▸ **Task to carry out**
Every line below that includes the word "false" needs to be copied.

Top of Records shown

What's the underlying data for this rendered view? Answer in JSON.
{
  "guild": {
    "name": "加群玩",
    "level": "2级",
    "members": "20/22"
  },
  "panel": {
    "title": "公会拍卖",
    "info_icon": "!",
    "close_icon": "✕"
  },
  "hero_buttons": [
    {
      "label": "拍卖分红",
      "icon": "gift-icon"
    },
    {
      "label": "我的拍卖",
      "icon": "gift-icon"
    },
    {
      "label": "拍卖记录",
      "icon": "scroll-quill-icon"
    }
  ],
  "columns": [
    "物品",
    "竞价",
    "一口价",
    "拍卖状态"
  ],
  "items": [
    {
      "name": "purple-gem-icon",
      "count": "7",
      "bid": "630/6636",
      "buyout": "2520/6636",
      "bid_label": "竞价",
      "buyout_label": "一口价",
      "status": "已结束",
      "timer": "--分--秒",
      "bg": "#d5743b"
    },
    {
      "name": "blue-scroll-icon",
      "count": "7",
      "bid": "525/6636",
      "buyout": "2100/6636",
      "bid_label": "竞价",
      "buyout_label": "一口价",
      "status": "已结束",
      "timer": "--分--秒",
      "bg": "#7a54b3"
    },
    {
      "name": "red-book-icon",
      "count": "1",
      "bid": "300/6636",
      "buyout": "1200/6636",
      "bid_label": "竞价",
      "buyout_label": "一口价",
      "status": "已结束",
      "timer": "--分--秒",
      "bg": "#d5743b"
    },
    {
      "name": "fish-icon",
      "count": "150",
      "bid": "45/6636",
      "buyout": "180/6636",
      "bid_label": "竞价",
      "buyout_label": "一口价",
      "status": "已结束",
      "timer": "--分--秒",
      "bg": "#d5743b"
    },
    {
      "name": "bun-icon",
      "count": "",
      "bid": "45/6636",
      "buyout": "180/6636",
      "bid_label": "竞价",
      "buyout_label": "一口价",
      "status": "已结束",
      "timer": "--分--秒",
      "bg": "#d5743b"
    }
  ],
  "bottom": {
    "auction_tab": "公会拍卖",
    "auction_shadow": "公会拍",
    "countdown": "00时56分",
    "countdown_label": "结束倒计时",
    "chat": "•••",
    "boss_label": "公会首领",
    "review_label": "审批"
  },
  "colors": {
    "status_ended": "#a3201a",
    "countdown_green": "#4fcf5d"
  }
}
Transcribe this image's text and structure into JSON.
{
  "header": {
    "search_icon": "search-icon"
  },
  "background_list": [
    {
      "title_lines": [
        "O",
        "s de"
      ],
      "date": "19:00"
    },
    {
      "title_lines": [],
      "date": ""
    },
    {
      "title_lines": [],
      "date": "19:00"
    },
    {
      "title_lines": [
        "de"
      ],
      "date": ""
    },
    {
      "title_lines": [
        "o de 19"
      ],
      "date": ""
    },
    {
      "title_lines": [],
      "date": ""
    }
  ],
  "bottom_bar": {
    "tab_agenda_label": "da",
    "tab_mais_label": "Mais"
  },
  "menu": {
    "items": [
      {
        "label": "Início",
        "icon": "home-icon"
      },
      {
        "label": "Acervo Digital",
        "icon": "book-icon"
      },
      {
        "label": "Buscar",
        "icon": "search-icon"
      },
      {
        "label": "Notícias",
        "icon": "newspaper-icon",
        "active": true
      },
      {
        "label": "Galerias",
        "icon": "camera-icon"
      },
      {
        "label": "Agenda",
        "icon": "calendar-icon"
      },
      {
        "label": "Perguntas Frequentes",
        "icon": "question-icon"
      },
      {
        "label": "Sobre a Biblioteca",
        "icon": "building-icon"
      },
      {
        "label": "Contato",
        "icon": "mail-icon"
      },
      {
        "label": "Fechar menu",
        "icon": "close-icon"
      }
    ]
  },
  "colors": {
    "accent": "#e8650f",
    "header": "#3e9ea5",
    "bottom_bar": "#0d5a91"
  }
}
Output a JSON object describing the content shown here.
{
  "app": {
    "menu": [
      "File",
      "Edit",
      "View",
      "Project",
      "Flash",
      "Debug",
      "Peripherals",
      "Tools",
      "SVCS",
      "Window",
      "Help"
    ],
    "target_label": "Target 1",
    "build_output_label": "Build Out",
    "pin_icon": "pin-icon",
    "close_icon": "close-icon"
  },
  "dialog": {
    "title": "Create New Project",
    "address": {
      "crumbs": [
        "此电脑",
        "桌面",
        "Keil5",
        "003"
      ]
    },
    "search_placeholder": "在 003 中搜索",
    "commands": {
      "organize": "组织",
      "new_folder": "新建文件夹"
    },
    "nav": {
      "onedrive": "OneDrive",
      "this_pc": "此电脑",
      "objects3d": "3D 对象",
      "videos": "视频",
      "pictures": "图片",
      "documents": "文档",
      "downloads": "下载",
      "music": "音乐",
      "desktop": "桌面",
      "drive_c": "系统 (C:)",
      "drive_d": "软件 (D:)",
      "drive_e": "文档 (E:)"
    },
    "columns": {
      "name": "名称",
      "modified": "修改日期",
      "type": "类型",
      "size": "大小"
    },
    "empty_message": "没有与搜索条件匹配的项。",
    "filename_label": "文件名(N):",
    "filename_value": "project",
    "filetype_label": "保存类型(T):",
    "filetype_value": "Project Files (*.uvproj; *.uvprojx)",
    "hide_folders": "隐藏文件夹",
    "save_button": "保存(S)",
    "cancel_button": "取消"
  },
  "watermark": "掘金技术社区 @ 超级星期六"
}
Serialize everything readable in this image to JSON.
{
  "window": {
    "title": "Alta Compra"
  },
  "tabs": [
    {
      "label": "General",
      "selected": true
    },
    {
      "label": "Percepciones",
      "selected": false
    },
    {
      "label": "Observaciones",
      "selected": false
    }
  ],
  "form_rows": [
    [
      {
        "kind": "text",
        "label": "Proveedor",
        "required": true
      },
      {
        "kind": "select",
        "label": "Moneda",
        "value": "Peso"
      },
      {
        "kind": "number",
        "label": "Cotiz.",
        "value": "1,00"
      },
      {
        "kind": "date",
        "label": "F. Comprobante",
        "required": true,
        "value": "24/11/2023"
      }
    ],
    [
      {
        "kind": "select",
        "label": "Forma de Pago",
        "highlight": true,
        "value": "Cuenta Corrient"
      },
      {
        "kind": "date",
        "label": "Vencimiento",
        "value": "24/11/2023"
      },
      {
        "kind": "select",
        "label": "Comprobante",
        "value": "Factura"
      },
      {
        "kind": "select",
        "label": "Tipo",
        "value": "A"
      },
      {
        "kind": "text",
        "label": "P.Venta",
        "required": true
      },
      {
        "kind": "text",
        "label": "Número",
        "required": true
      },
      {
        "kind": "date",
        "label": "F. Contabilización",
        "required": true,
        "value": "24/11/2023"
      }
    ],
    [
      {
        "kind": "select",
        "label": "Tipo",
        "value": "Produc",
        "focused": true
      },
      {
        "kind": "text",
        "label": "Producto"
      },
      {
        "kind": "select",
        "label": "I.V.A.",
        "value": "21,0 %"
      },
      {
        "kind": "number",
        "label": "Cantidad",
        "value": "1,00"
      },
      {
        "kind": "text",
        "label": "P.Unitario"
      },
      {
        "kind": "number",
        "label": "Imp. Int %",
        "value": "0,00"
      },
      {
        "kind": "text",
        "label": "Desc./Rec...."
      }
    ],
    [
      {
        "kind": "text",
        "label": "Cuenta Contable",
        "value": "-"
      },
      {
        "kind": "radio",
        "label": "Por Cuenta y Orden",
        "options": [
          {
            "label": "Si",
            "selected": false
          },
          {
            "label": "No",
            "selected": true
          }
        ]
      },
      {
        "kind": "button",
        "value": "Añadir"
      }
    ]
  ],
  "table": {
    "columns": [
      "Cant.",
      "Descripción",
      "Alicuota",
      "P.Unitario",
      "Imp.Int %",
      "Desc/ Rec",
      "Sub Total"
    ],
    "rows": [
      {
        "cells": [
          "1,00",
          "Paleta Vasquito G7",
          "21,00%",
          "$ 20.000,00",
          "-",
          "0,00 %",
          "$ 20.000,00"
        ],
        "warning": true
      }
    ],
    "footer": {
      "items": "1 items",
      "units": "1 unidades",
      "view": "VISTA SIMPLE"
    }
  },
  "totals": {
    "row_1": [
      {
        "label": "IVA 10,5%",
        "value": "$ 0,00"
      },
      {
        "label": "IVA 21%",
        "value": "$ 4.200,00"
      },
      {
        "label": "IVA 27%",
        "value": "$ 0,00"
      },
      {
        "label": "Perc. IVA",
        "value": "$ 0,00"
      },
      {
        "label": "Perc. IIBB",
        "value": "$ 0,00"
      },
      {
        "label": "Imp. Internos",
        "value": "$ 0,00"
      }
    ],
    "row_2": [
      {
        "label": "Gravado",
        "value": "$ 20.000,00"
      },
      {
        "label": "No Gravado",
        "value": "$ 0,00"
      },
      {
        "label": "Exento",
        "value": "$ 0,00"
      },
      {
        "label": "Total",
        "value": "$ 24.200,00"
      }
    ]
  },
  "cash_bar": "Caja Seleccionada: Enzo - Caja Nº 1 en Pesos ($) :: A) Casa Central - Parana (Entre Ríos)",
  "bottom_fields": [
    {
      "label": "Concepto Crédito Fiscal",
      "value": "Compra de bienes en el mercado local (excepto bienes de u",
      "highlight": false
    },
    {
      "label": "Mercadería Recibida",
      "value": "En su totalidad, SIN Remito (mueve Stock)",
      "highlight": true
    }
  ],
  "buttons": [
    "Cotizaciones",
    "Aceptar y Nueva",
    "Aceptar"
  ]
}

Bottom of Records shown

▸ **Answer space**
      "selected": false
      "selected": false
            "selected": false
      "highlight": false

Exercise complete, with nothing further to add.